|Photojournalist: • Cody Cooper • Justin Tyler Moore|
This is one of the last old gasoline filling stations still standing in this part of the country. No one knows for sure, but it is thought to have been built in the late teens or early twenties. It had two pumps, one for regular gas and one for ethyl, which was a little higher octane. Oil was dispensed from a 50-gallon drum, which was laid down on its side on a wooden frame. A spigot was put in the end of the drum, under which you put a quart can, then taken to your car and put in the motor.
Seeing there was no electricity out here at that time, most homes and buildings were lighted by kerosene lamps or lanterns. Kerosene was dispensed the same way oil was from a metal drum, put in your container and taken home.
Cold soda pop was sold only on days when the ice man made it by. The pop was put in a large metal box with chipped ice over it. Hard candy was sold most of the time; chocolate was sold only in the winter, because in the summer it would melt—since there were no refrigerators.
Back then, times were very hard and it was difficult to make a living. One day, about the time Al Capone was terrorizing the City of Chicago, a so-called salesman came by the station, offering to sell the owners a way to make a lot of money, literally, for he had a set of plates for a counterfeit ten-dollar bill. The story goes that the people yielded to temptation, with the thought of being able to get rich quick.
A small room was constructed on the back of the old station for the purpose of hiding the printing materials and a place to work. The only entrance was through a window you see on the back wall of the station. The window had a solid wooden door, which was kept closed most of the time. People didn’t even know that there was a room back there.
The way the counterfeiting was done was that they would press one of the plates on a piece of paper with the green ink on it, then let that side dry 24 hours, and print the black side of the bill the next day. Things went along just fine for a time, but while passing one of the fake ten-dollar bills, one of the persons was arrested, and with the identification on him where he lived, he was traced to the old station. While searching the building, the counterfeit plates were found. So ended this crime spree, like so many others.
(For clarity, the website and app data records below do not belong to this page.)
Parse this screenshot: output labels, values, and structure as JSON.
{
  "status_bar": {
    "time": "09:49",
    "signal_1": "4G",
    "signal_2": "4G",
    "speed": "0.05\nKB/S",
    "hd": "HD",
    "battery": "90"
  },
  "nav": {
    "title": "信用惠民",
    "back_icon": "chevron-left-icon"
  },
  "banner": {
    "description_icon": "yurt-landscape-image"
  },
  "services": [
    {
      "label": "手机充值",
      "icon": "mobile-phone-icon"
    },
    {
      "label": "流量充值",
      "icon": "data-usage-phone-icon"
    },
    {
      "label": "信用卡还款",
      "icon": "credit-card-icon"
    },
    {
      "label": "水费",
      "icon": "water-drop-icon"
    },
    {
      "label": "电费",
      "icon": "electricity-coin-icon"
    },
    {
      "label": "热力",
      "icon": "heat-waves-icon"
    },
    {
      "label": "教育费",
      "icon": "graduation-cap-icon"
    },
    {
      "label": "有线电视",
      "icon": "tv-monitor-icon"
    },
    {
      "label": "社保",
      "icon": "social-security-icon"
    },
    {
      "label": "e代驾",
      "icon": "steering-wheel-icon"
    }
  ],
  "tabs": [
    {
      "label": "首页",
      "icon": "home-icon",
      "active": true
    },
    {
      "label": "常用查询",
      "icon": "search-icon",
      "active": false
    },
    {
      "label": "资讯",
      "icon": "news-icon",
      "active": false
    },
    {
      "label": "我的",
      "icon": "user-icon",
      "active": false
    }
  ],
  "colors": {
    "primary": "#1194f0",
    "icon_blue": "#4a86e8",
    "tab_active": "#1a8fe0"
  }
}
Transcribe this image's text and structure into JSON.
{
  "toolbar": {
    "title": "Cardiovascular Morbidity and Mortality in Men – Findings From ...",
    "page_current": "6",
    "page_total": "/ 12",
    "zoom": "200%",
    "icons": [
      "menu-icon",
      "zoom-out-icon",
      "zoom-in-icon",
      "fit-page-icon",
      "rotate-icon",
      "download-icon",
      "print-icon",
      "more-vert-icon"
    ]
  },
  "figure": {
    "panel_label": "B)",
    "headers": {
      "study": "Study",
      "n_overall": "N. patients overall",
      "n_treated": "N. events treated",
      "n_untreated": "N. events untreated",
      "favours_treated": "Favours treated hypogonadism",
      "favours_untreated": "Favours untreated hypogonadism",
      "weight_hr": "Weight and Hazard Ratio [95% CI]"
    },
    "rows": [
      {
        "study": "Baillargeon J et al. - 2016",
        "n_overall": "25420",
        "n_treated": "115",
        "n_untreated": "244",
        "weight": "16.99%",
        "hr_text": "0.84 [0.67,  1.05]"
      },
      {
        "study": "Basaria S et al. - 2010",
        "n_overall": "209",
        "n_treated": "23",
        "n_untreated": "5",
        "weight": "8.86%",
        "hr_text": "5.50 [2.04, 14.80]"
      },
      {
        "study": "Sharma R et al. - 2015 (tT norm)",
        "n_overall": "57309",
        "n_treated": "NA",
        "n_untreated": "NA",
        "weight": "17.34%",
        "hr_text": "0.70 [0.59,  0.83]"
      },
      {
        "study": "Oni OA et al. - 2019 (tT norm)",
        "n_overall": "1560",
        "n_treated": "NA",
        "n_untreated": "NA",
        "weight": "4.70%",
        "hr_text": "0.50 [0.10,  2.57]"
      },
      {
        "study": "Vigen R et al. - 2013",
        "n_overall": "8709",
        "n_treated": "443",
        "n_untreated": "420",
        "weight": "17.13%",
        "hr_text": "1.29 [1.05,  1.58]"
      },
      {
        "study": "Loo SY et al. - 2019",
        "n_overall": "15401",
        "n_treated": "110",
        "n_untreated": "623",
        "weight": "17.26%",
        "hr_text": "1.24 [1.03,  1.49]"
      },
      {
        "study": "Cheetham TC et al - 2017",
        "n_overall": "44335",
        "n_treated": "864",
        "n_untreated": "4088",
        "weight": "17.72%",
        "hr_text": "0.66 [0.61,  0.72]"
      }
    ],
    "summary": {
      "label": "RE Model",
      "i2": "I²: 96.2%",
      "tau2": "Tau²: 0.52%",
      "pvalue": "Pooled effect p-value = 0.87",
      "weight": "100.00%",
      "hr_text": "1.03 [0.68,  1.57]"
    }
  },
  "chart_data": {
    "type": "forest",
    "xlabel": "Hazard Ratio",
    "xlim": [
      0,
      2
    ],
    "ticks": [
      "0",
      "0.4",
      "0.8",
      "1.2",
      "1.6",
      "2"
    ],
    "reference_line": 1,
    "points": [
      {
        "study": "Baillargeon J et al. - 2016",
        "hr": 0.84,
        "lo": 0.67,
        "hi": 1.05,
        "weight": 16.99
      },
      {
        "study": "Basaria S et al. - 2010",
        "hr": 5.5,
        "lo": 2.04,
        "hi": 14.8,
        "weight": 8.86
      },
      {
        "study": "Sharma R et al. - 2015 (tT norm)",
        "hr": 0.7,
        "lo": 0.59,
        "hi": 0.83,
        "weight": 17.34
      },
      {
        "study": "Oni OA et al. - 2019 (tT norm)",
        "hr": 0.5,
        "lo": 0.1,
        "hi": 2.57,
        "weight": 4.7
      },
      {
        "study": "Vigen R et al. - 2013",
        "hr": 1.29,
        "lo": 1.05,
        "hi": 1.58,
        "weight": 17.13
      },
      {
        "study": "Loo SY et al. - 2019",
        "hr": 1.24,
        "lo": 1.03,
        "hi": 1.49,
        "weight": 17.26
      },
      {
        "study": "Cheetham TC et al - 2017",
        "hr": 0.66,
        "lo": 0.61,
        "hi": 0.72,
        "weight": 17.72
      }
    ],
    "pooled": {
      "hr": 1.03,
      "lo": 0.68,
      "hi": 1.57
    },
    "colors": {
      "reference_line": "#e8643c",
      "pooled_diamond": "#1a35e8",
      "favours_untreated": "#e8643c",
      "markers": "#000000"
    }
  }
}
The person being taken to jail was overheard to say, “It wasn’t worth it!”
The old station was closed, never to open again. Many years later, which had nothing to do with the counterfeiting, a murder victim was found in the old abandoned building. Police were unable to determine whether he was killed there or the body just dumped, for he had no identification on him and on one seemed to know him.